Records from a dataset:

··········

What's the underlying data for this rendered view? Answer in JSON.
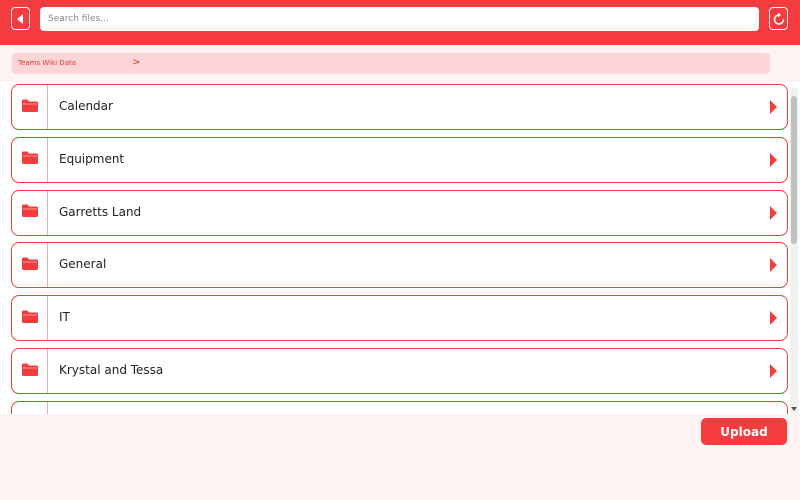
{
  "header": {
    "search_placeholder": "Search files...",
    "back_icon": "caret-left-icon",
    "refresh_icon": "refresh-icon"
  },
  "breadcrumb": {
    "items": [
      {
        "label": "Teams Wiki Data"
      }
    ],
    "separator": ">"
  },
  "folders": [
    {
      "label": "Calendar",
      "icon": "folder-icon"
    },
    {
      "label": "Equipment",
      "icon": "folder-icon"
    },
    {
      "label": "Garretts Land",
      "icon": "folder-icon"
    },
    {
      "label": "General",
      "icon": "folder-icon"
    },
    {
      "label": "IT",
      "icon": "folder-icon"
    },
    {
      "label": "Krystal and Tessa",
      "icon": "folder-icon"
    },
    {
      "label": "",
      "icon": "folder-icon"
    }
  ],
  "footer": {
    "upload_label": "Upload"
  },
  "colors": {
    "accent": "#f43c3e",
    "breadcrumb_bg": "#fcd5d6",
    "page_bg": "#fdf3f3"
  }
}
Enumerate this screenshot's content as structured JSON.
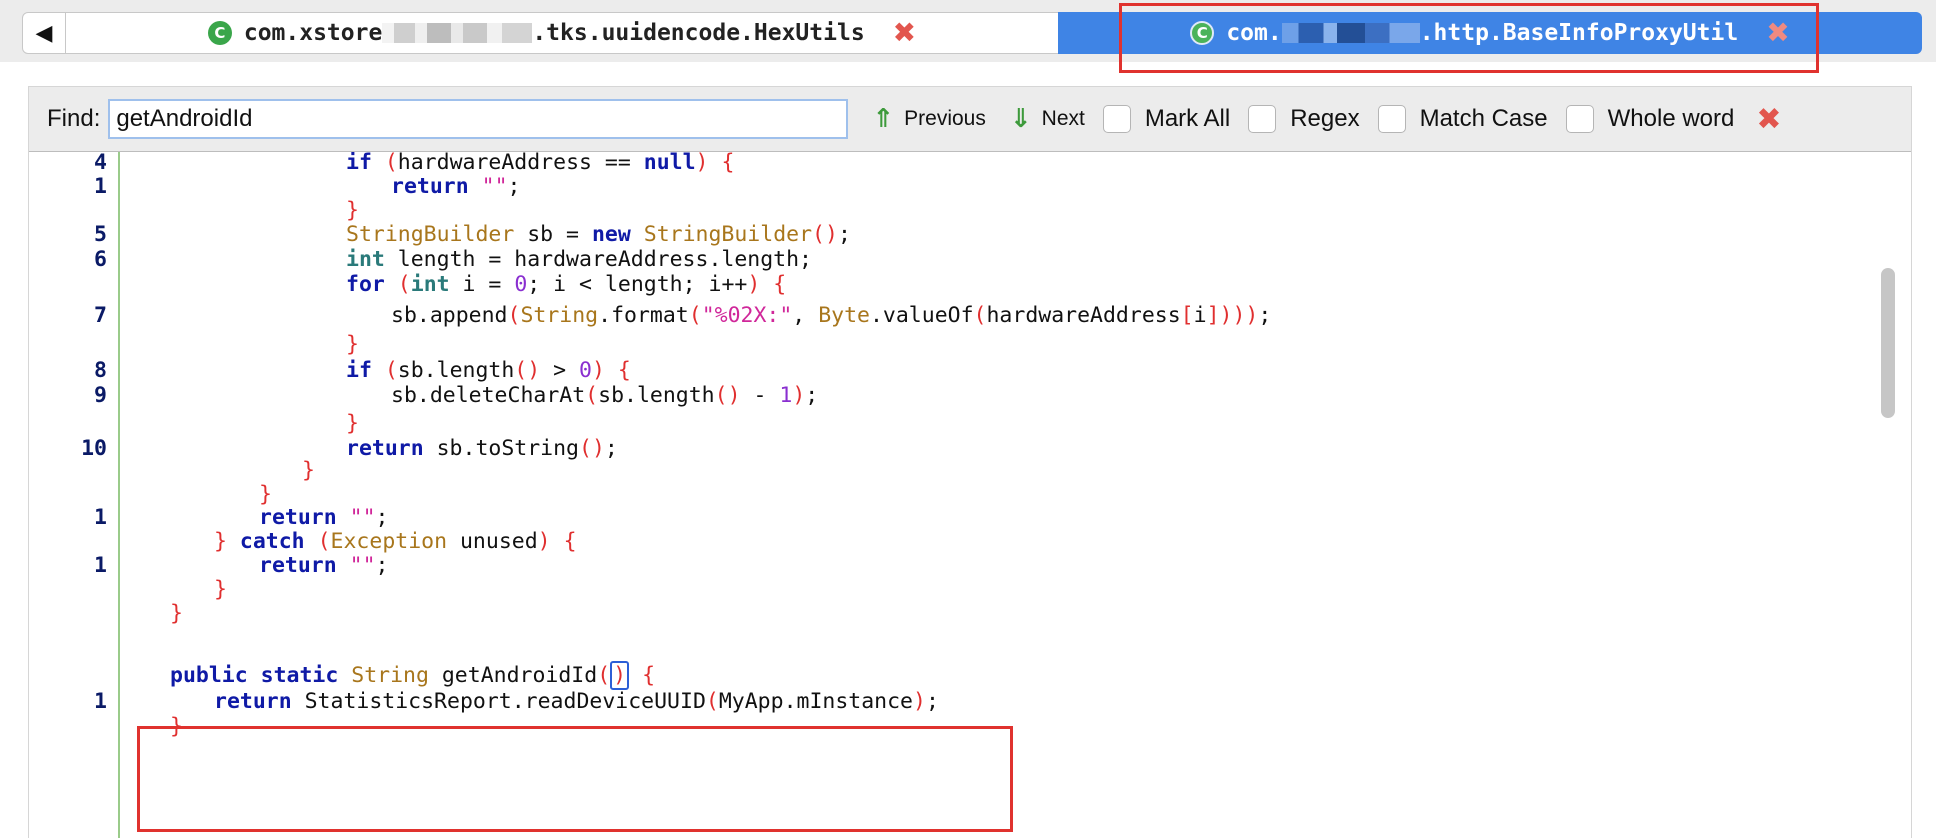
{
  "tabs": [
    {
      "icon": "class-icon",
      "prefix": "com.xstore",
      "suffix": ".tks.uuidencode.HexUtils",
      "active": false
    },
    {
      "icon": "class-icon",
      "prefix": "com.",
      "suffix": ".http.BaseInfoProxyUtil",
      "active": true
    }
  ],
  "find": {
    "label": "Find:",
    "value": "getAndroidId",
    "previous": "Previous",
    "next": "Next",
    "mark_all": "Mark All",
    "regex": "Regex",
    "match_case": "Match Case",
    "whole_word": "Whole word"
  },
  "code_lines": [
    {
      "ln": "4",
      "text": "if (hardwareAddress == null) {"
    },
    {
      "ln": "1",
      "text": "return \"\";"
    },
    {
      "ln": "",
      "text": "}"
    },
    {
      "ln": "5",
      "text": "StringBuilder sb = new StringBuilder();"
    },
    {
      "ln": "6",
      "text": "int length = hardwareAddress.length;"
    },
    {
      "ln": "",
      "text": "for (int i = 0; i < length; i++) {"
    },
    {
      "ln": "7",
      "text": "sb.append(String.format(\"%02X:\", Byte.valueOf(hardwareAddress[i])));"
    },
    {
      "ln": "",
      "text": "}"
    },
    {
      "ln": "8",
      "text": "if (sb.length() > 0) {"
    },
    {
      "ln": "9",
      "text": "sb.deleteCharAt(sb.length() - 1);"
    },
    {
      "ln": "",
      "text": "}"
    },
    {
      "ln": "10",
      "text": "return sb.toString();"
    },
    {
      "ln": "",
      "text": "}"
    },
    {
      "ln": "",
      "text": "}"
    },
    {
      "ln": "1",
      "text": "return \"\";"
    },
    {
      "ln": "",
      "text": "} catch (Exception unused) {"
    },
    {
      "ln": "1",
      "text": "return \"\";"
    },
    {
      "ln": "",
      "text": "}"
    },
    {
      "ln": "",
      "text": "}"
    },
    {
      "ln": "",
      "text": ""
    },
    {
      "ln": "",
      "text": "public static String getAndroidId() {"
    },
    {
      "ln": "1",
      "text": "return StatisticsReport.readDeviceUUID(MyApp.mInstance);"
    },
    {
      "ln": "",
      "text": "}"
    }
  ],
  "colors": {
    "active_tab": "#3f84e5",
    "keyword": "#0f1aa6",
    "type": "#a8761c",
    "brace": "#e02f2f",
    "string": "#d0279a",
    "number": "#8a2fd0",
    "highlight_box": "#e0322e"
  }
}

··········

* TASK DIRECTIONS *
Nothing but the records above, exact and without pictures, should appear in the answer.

* EXERCISE OUTPUT *
What's the underlying data for this rendered view? Answer in JSON.
{
  "header": {
    "search_placeholder": "Search files...",
    "back_icon": "caret-left-icon",
    "refresh_icon": "refresh-icon"
  },
  "breadcrumb": {
    "items": [
      {
        "label": "Teams Wiki Data"
      }
    ],
    "separator": ">"
  },
  "folders": [
    {
      "label": "Calendar",
      "icon": "folder-icon"
    },
    {
      "label": "Equipment",
      "icon": "folder-icon"
    },
    {
      "label": "Garretts Land",
      "icon": "folder-icon"
    },
    {
      "label": "General",
      "icon": "folder-icon"
    },
    {
      "label": "IT",
      "icon": "folder-icon"
    },
    {
      "label": "Krystal and Tessa",
      "icon": "folder-icon"
    },
    {
      "label": "",
      "icon": "folder-icon"
    }
  ],
  "footer": {
    "upload_label": "Upload"
  },
  "colors": {
    "accent": "#f43c3e",
    "breadcrumb_bg": "#fcd5d6",
    "page_bg": "#fdf3f3"
  }
}
Enumerate this screenshot's content as structured JSON.
{
  "tabs": [
    {
      "icon": "class-icon",
      "prefix": "com.xstore",
      "suffix": ".tks.uuidencode.HexUtils",
      "active": false
    },
    {
      "icon": "class-icon",
      "prefix": "com.",
      "suffix": ".http.BaseInfoProxyUtil",
      "active": true
    }
  ],
  "find": {
    "label": "Find:",
    "value": "getAndroidId",
    "previous": "Previous",
    "next": "Next",
    "mark_all": "Mark All",
    "regex": "Regex",
    "match_case": "Match Case",
    "whole_word": "Whole word"
  },
  "code_lines": [
    {
      "ln": "4",
      "text": "if (hardwareAddress == null) {"
    },
    {
      "ln": "1",
      "text": "return \"\";"
    },
    {
      "ln": "",
      "text": "}"
    },
    {
      "ln": "5",
      "text": "StringBuilder sb = new StringBuilder();"
    },
    {
      "ln": "6",
      "text": "int length = hardwareAddress.length;"
    },
    {
      "ln": "",
      "text": "for (int i = 0; i < length; i++) {"
    },
    {
      "ln": "7",
      "text": "sb.append(String.format(\"%02X:\", Byte.valueOf(hardwareAddress[i])));"
    },
    {
      "ln": "",
      "text": "}"
    },
    {
      "ln": "8",
      "text": "if (sb.length() > 0) {"
    },
    {
      "ln": "9",
      "text": "sb.deleteCharAt(sb.length() - 1);"
    },
    {
      "ln": "",
      "text": "}"
    },
    {
      "ln": "10",
      "text": "return sb.toString();"
    },
    {
      "ln": "",
      "text": "}"
    },
    {
      "ln": "",
      "text": "}"
    },
    {
      "ln": "1",
      "text": "return \"\";"
    },
    {
      "ln": "",
      "text": "} catch (Exception unused) {"
    },
    {
      "ln": "1",
      "text": "return \"\";"
    },
    {
      "ln": "",
      "text": "}"
    },
    {
      "ln": "",
      "text": "}"
    },
    {
      "ln": "",
      "text": ""
    },
    {
      "ln": "",
      "text": "public static String getAndroidId() {"
    },
    {
      "ln": "1",
      "text": "return StatisticsReport.readDeviceUUID(MyApp.mInstance);"
    },
    {
      "ln": "",
      "text": "}"
    }
  ],
  "colors": {
    "active_tab": "#3f84e5",
    "keyword": "#0f1aa6",
    "type": "#a8761c",
    "brace": "#e02f2f",
    "string": "#d0279a",
    "number": "#8a2fd0",
    "highlight_box": "#e0322e"
  }
}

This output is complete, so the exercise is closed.